----- Records for the exercise

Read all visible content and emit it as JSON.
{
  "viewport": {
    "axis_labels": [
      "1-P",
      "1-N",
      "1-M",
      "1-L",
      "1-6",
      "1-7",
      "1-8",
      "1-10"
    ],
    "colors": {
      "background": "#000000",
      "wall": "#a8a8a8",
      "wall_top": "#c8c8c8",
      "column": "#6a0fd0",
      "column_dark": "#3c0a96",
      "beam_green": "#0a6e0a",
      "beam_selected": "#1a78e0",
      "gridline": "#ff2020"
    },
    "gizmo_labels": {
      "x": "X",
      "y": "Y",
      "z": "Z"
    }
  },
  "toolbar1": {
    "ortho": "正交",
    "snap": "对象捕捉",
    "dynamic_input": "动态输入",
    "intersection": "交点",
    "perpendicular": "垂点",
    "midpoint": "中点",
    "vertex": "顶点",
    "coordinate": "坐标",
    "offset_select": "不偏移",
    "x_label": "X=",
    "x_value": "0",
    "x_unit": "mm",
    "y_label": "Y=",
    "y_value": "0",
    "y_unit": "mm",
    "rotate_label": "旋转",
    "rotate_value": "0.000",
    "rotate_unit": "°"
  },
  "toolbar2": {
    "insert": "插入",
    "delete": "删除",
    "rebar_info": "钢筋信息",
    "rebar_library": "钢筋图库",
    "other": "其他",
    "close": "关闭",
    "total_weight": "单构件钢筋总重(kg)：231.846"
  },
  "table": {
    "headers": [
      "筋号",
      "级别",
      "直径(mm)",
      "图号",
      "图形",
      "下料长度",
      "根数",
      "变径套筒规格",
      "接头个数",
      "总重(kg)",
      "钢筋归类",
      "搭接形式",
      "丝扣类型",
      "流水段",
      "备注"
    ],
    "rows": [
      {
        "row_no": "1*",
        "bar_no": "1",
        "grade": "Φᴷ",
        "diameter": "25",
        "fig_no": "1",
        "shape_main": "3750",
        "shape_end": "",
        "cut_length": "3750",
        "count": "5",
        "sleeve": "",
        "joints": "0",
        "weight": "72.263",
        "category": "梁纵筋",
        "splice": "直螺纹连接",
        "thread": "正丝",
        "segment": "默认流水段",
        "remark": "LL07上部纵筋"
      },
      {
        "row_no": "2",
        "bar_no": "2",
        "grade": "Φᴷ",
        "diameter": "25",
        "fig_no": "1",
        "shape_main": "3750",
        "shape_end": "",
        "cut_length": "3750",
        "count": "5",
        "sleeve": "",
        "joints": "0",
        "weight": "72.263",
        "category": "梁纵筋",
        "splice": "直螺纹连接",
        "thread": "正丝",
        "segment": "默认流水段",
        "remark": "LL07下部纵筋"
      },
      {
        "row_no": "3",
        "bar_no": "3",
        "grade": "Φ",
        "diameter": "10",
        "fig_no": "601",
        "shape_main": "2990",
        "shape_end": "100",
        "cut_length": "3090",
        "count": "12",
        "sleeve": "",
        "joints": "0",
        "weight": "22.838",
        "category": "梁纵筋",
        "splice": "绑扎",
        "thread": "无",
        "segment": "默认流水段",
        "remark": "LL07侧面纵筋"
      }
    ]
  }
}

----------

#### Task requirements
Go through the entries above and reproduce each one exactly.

#### Task response
Read all visible content and emit it as JSON.
{
  "viewport": {
    "axis_labels": [
      "1-P",
      "1-N",
      "1-M",
      "1-L",
      "1-6",
      "1-7",
      "1-8",
      "1-10"
    ],
    "colors": {
      "background": "#000000",
      "wall": "#a8a8a8",
      "wall_top": "#c8c8c8",
      "column": "#6a0fd0",
      "column_dark": "#3c0a96",
      "beam_green": "#0a6e0a",
      "beam_selected": "#1a78e0",
      "gridline": "#ff2020"
    },
    "gizmo_labels": {
      "x": "X",
      "y": "Y",
      "z": "Z"
    }
  },
  "toolbar1": {
    "ortho": "正交",
    "snap": "对象捕捉",
    "dynamic_input": "动态输入",
    "intersection": "交点",
    "perpendicular": "垂点",
    "midpoint": "中点",
    "vertex": "顶点",
    "coordinate": "坐标",
    "offset_select": "不偏移",
    "x_label": "X=",
    "x_value": "0",
    "x_unit": "mm",
    "y_label": "Y=",
    "y_value": "0",
    "y_unit": "mm",
    "rotate_label": "旋转",
    "rotate_value": "0.000",
    "rotate_unit": "°"
  },
  "toolbar2": {
    "insert": "插入",
    "delete": "删除",
    "rebar_info": "钢筋信息",
    "rebar_library": "钢筋图库",
    "other": "其他",
    "close": "关闭",
    "total_weight": "单构件钢筋总重(kg)：231.846"
  },
  "table": {
    "headers": [
      "筋号",
      "级别",
      "直径(mm)",
      "图号",
      "图形",
      "下料长度",
      "根数",
      "变径套筒规格",
      "接头个数",
      "总重(kg)",
      "钢筋归类",
      "搭接形式",
      "丝扣类型",
      "流水段",
      "备注"
    ],
    "rows": [
      {
        "row_no": "1*",
        "bar_no": "1",
        "grade": "Φᴷ",
        "diameter": "25",
        "fig_no": "1",
        "shape_main": "3750",
        "shape_end": "",
        "cut_length": "3750",
        "count": "5",
        "sleeve": "",
        "joints": "0",
        "weight": "72.263",
        "category": "梁纵筋",
        "splice": "直螺纹连接",
        "thread": "正丝",
        "segment": "默认流水段",
        "remark": "LL07上部纵筋"
      },
      {
        "row_no": "2",
        "bar_no": "2",
        "grade": "Φᴷ",
        "diameter": "25",
        "fig_no": "1",
        "shape_main": "3750",
        "shape_end": "",
        "cut_length": "3750",
        "count": "5",
        "sleeve": "",
        "joints": "0",
        "weight": "72.263",
        "category": "梁纵筋",
        "splice": "直螺纹连接",
        "thread": "正丝",
        "segment": "默认流水段",
        "remark": "LL07下部纵筋"
      },
      {
        "row_no": "3",
        "bar_no": "3",
        "grade": "Φ",
        "diameter": "10",
        "fig_no": "601",
        "shape_main": "2990",
        "shape_end": "100",
        "cut_length": "3090",
        "count": "12",
        "sleeve": "",
        "joints": "0",
        "weight": "22.838",
        "category": "梁纵筋",
        "splice": "绑扎",
        "thread": "无",
        "segment": "默认流水段",
        "remark": "LL07侧面纵筋"
      }
    ]
  }
}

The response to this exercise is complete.